" Race," none the less, is to be the basis of the German future : " the German Reich as State should include all Germans, with the task of not merely gathering together and preserving the most valuable original racial elements from this people, but slowly and surely bringing them to the dominant position." This, it is added, means " instead of a period of stagnation, a period of struggle," and " as ever, victory lies only in the offensive " (439-4o). At this stage it becomes clear that the borders between " state " and " nation " are ill defined in Hitler's mind : for almost in the same breath he very rightly condemns " Germanisation " or any other forcible racial assimilation, on the ground that you cannot make " a Teuton, say, out of a negro or a China- man, merely by teaching him the German language." Such methods, he argued, would come nearer to de-Germanisation than to Germanisation. How, then, we may ask, can all the many German colonies in neighbouring lands (still more those overseas) be brought into the one fold, without adding millions of non-Germans ? The answer has not yet been worked out, but taken in conjunction with the passages relating to Russian territory, the argument seems to lead inevitably in the direction of wholesale expulsion and evacuation by Slays in favour of Germans. Certainly this would be one feature of the plan foisted upon the Western Governments for the " pacification " of Czechoslovakia.

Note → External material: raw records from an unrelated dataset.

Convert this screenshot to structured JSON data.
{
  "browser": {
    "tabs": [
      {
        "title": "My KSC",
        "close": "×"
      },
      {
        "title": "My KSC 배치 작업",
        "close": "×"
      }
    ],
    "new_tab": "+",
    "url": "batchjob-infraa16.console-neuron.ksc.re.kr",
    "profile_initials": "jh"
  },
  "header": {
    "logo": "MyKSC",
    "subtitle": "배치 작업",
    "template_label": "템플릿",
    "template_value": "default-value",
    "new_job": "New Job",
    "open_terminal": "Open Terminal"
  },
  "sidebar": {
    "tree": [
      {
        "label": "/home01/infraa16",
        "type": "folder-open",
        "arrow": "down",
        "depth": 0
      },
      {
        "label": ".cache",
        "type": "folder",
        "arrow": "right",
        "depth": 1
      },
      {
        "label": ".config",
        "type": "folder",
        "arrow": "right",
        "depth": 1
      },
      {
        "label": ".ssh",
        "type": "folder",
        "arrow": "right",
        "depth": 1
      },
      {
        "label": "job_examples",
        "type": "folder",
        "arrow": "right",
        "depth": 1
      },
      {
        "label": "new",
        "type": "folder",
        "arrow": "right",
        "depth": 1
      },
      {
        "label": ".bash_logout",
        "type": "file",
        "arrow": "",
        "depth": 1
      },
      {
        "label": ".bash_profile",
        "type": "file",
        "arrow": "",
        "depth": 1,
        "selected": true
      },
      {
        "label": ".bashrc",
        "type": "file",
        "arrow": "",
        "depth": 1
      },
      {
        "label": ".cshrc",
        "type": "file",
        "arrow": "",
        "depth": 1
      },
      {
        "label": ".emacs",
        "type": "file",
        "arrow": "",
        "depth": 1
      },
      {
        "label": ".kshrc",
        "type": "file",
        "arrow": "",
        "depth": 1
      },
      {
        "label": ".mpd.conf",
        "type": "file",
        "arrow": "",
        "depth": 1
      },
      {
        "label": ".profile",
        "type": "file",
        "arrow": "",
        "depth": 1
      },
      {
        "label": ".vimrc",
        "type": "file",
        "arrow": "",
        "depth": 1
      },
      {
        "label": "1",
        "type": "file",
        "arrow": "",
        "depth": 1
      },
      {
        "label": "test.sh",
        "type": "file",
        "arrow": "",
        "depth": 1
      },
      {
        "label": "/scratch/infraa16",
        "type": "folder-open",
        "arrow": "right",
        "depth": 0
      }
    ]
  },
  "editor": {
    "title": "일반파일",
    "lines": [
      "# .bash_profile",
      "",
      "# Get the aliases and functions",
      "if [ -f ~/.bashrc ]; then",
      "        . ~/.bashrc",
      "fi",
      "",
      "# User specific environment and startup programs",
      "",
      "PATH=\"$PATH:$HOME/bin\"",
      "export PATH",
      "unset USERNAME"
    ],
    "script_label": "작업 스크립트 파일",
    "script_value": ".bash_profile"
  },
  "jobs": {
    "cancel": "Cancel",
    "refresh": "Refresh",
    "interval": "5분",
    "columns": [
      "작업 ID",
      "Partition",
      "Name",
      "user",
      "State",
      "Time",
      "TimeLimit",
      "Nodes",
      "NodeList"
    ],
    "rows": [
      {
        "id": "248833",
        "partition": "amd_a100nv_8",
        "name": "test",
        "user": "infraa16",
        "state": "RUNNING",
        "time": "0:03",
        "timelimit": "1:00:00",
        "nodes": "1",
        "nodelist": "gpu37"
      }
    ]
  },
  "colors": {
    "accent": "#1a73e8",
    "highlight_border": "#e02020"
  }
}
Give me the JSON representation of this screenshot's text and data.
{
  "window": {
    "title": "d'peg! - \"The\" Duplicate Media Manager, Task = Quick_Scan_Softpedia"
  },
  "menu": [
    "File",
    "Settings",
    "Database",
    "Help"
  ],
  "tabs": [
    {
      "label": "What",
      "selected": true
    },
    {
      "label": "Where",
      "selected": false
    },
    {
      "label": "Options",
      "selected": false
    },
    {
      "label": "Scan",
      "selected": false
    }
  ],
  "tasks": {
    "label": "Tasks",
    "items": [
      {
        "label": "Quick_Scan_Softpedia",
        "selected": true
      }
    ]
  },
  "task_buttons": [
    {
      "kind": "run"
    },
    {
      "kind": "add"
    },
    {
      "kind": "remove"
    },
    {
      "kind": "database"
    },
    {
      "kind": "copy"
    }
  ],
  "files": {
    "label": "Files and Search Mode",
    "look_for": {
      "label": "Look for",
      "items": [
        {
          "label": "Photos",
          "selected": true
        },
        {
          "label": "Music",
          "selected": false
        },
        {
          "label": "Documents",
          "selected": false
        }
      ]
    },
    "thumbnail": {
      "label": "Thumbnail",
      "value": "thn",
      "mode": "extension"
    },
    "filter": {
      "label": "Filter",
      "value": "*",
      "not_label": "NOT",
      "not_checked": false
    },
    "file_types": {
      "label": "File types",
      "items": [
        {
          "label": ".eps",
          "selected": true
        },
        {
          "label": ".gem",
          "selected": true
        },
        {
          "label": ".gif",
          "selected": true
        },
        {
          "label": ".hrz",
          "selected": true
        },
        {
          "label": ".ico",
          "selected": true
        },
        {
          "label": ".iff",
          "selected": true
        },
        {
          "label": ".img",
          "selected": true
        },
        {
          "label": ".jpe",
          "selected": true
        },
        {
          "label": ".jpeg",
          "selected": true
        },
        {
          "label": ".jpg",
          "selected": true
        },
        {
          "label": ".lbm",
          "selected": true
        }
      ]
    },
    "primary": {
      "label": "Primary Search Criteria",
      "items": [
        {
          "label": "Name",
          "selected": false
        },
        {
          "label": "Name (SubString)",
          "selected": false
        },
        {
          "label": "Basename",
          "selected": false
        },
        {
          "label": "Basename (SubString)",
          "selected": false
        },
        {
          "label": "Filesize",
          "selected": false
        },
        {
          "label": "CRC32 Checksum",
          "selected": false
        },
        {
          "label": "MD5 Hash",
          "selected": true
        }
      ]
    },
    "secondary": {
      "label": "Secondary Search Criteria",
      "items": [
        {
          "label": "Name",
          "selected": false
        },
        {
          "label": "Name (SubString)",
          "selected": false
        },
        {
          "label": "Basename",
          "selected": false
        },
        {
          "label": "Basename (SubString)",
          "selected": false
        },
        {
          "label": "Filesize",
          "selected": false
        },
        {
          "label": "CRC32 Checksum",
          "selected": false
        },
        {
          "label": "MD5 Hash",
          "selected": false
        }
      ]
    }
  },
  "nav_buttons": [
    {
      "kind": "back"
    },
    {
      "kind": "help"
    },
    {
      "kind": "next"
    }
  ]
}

Despite the violence with which he denounces not only democracy but parliamentarism, as the logical forerunner of Bolshevism (85-9), the Fiihrer writes in friendly terms of England as Germany's natural ally in Europe. If pre-War German statesmen had come to terms with England by renouncing naval and colonial ambitions and concentrating on the land army, there would, he thinks, have been no world war : and now ".only with England could one's back be covered when starting the new Teutonic march " (Germanen- zug, 154). To win her over, " no sacrifice was too great." There arc, moreover, some crude passages where British dominion over. India is regarded with approval (746-7). (For him the fly in the ointment is that " in the ' freest demo- cracy ' of the world the Jew dictates "-721.) But through all this there runs one ominous thread—the belief that British and French interests are irreconcilable, and by implication that Britain can therefore be detached from France. And as for France, she is, and remains, the " irreconcilable arch- enemy of the German people," and this never changes whether her government is democratic, monarchical or Imperialist. And as France is slowly dying out, and falling more and more rapidly a prey to " negroising " and Jewish influences (73o) it must be the eventual aim of Germany to achieve the isolation of France as " the mortal enemy of our race" (755). " No renunciation must be regarded by us as impossible, if only it leads to the possibility of overthrowing our grimmest foe " (757). • This is the culminating argument of the whole book. The " Eastward Expansion " (Ostpolitik) proclaimed in other passages as the aim, is unattainable unless and until France's military power has first been .broken (766). Once achieve that, and the m: stery of the world is in Germany's hands (782). This idea is only sketched out with a broad brush, but in it is reflected the view of one military school, that the overthrow of France must be at all costs attempted, and that the removal of Czechoslovakia would set the German armies free for the supreme effort, which, if successful, would be followed auto- matically by dictation to Britain and perhaps America.